Midsummer is a Swedish summer tradition, celebrated for hundreds of years. Midsummer is the time of year when the sun never really sets, and the magic of never-ending summer nights are welcomed with a flower decorated maypole, dancing, singing, typical summer food, friends and family.
The Midsummer maypole
The Midsummer maypole is richly decorated with leaves and topped off with two large flower wreaths, formed as a big cross-like statue of wooden poles. Songs and dances are held around it, and it doesn’t matter how many – or few – people there are to celebrate: the dancing will take place, no matter what! So what do we sing about? Well – jumping frogs, laundry day, and the famous fox sneaking around an iced lake… of course with matching dances.

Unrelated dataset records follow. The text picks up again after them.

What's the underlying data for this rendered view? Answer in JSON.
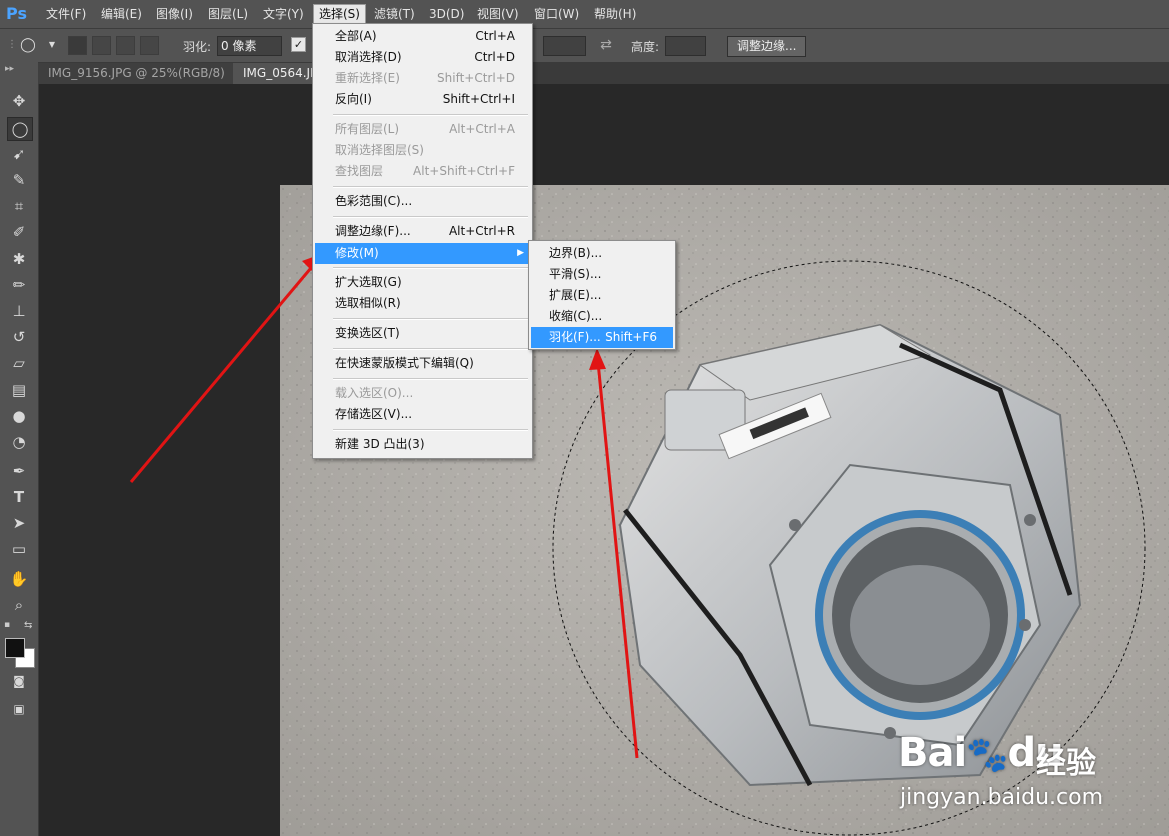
{
  "app": {
    "logo": "Ps"
  },
  "menubar": {
    "items": [
      "文件(F)",
      "编辑(E)",
      "图像(I)",
      "图层(L)",
      "文字(Y)",
      "选择(S)",
      "滤镜(T)",
      "3D(D)",
      "视图(V)",
      "窗口(W)",
      "帮助(H)"
    ],
    "active_index": 5
  },
  "options": {
    "feather_label": "羽化:",
    "feather_value": "0 像素",
    "height_label": "高度:",
    "refine_edge_button": "调整边缘..."
  },
  "tabs": [
    {
      "label": "IMG_9156.JPG @ 25%(RGB/8)",
      "close": "×",
      "active": false
    },
    {
      "label": "IMG_0564.JP",
      "active": true
    }
  ],
  "select_menu": {
    "items": [
      {
        "label": "全部(A)",
        "shortcut": "Ctrl+A",
        "disabled": false
      },
      {
        "label": "取消选择(D)",
        "shortcut": "Ctrl+D",
        "disabled": false
      },
      {
        "label": "重新选择(E)",
        "shortcut": "Shift+Ctrl+D",
        "disabled": true
      },
      {
        "label": "反向(I)",
        "shortcut": "Shift+Ctrl+I",
        "disabled": false
      },
      {
        "label": "所有图层(L)",
        "shortcut": "Alt+Ctrl+A",
        "disabled": true
      },
      {
        "label": "取消选择图层(S)",
        "shortcut": "",
        "disabled": true
      },
      {
        "label": "查找图层",
        "shortcut": "Alt+Shift+Ctrl+F",
        "disabled": true
      },
      {
        "label": "色彩范围(C)...",
        "shortcut": "",
        "disabled": false
      },
      {
        "label": "调整边缘(F)...",
        "shortcut": "Alt+Ctrl+R",
        "disabled": false
      },
      {
        "label": "修改(M)",
        "shortcut": "",
        "disabled": false,
        "submenu_arrow": "▶"
      },
      {
        "label": "扩大选取(G)",
        "shortcut": "",
        "disabled": false
      },
      {
        "label": "选取相似(R)",
        "shortcut": "",
        "disabled": false
      },
      {
        "label": "变换选区(T)",
        "shortcut": "",
        "disabled": false
      },
      {
        "label": "在快速蒙版模式下编辑(Q)",
        "shortcut": "",
        "disabled": false
      },
      {
        "label": "载入选区(O)...",
        "shortcut": "",
        "disabled": true
      },
      {
        "label": "存储选区(V)...",
        "shortcut": "",
        "disabled": false
      },
      {
        "label": "新建 3D 凸出(3)",
        "shortcut": "",
        "disabled": false
      }
    ]
  },
  "modify_submenu": {
    "items": [
      {
        "label": "边界(B)...",
        "shortcut": ""
      },
      {
        "label": "平滑(S)...",
        "shortcut": ""
      },
      {
        "label": "扩展(E)...",
        "shortcut": ""
      },
      {
        "label": "收缩(C)...",
        "shortcut": ""
      },
      {
        "label": "羽化(F)...",
        "shortcut": "Shift+F6"
      }
    ]
  },
  "tools": [
    "move-tool-icon",
    "elliptical-marquee-icon",
    "lasso-icon",
    "quick-select-icon",
    "crop-icon",
    "eyedropper-icon",
    "healing-brush-icon",
    "brush-icon",
    "clone-stamp-icon",
    "history-brush-icon",
    "eraser-icon",
    "gradient-icon",
    "blur-icon",
    "dodge-icon",
    "pen-icon",
    "type-icon",
    "path-select-icon",
    "shape-icon",
    "hand-icon",
    "zoom-icon"
  ],
  "watermark": {
    "brand": "Bai",
    "brand_suffix": "du",
    "product": "经验",
    "url": "jingyan.baidu.com"
  },
  "colors": {
    "highlight": "#3399ff",
    "arrow": "#e11414",
    "panel": "#535353",
    "canvas": "#282828"
  }
}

The magic of the Midsummer night
The night of Midsummer’s eve is magical. Today, the magic lies in the fact that the sun never sets, enjoy the company of family and friends, maybe take a midnight swim and feel the silence of nature in the evening.

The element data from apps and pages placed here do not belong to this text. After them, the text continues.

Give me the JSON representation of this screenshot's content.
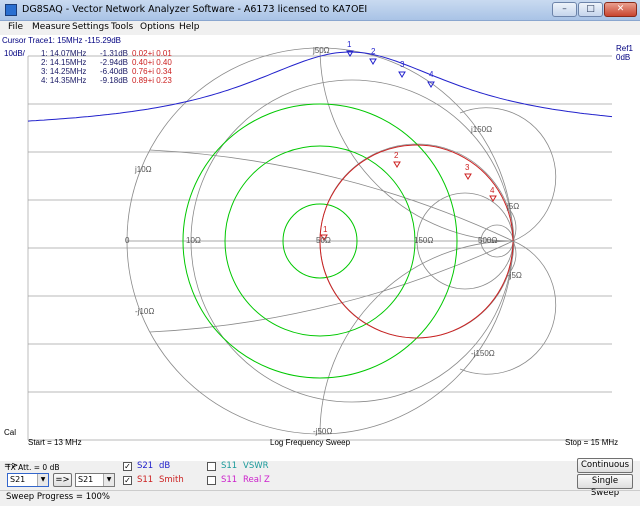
{
  "window": {
    "title": "DG8SAQ  -  Vector Network Analyzer Software  - A6173 licensed to KA7OEI",
    "min": "–",
    "max": "□",
    "close": "✕"
  },
  "menu": [
    "File",
    "Measure",
    "Settings",
    "Tools",
    "Options",
    "Help"
  ],
  "plot": {
    "cursor_header": "Cursor Trace1:  15MHz    -115.29dB",
    "left_scale": "10dB/",
    "right_ref": "Ref1",
    "right_unit": "0dB",
    "markers": [
      {
        "id": "1:",
        "freq": "14.07MHz",
        "db": "-1.31dB",
        "z": "0.02+i 0.01"
      },
      {
        "id": "2:",
        "freq": "14.15MHz",
        "db": "-2.94dB",
        "z": "0.40+i 0.40"
      },
      {
        "id": "3:",
        "freq": "14.25MHz",
        "db": "-6.40dB",
        "z": "0.76+i 0.34"
      },
      {
        "id": "4:",
        "freq": "14.35MHz",
        "db": "-9.18dB",
        "z": "0.89+i 0.23"
      }
    ],
    "marker_labels": [
      "1",
      "2",
      "3",
      "4"
    ],
    "smith_labels": {
      "j50": "j50Ω",
      "j150": "j150Ω",
      "j10": "j10Ω",
      "j5": "j5Ω",
      "mj5": "-j5Ω",
      "mj10": "-j10Ω",
      "mj150": "-j150Ω",
      "mj50": "-j50Ω",
      "r0": "0",
      "r10": "10Ω",
      "r50": "50Ω",
      "r150": "150Ω",
      "r500": "500Ω"
    },
    "cal": "Cal",
    "start": "Start = 13 MHz",
    "sweep_type": "Log Frequency Sweep",
    "stop": "Stop = 15 MHz"
  },
  "controls": {
    "arrow": "=>",
    "tx_att": "TX Att.  = 0 dB",
    "combo1": "S21",
    "swap": "=>",
    "combo2": "S21",
    "trace_rows": [
      {
        "checked": true,
        "param": "S21",
        "mode": "dB",
        "color": "#2222cc"
      },
      {
        "checked": true,
        "param": "S11",
        "mode": "Smith",
        "color": "#cc2222"
      }
    ],
    "extra_rows": [
      {
        "checked": false,
        "param": "S11",
        "mode": "VSWR",
        "color": "#1a9a9a"
      },
      {
        "checked": false,
        "param": "S11",
        "mode": "Real Z",
        "color": "#cc22cc"
      }
    ],
    "continuous": "Continuous",
    "single_sweep": "Single Sweep",
    "sweep_progress": "Sweep Progress = 100%"
  },
  "chart_data": {
    "type": "line",
    "x": [
      "13 MHz",
      "15 MHz"
    ],
    "series": [
      {
        "name": "S21",
        "values_db": [
          -1.31,
          -2.94,
          -6.4,
          -9.18
        ]
      },
      {
        "name": "S11",
        "values_z": [
          "0.02+i 0.01",
          "0.40+i 0.40",
          "0.76+i 0.34",
          "0.89+i 0.23"
        ]
      }
    ],
    "colors": {
      "s21": "#2222cc",
      "s11": "#cc2222",
      "smith_grid": "#8a8a8a",
      "green": "#00c800",
      "hgrid": "#a0a0a0"
    }
  }
}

However, hundreds of years ago this magical night was something else: it was a way for farmers to wish for rich crops and a good harvest. Young girls would pick flowers in silence, in the hopes of dreaming of their future husbands – and if you were to roll around in the dewy meadow, you could significantly strengthen your health.
Midsummer is the holiday of friends
If Christmas is a family holiday, Midsummer is more of a holiday for friends. We gather to eat sill (herring in different pickled variations) summer potatoes, sour cream with green onions and of course to drink nubbe. Nubbe – or ”snaps” – is a Swedish hard liquor, originally made from potatoes or grain, and is always served ice cold. And since singing is a big part of the Midsummer celebration, you can’t drink a nubbe without a small song. After the song, you raise the small glass (snapsglas) and cheer ”SKÅL”. After that, the night never seems to end!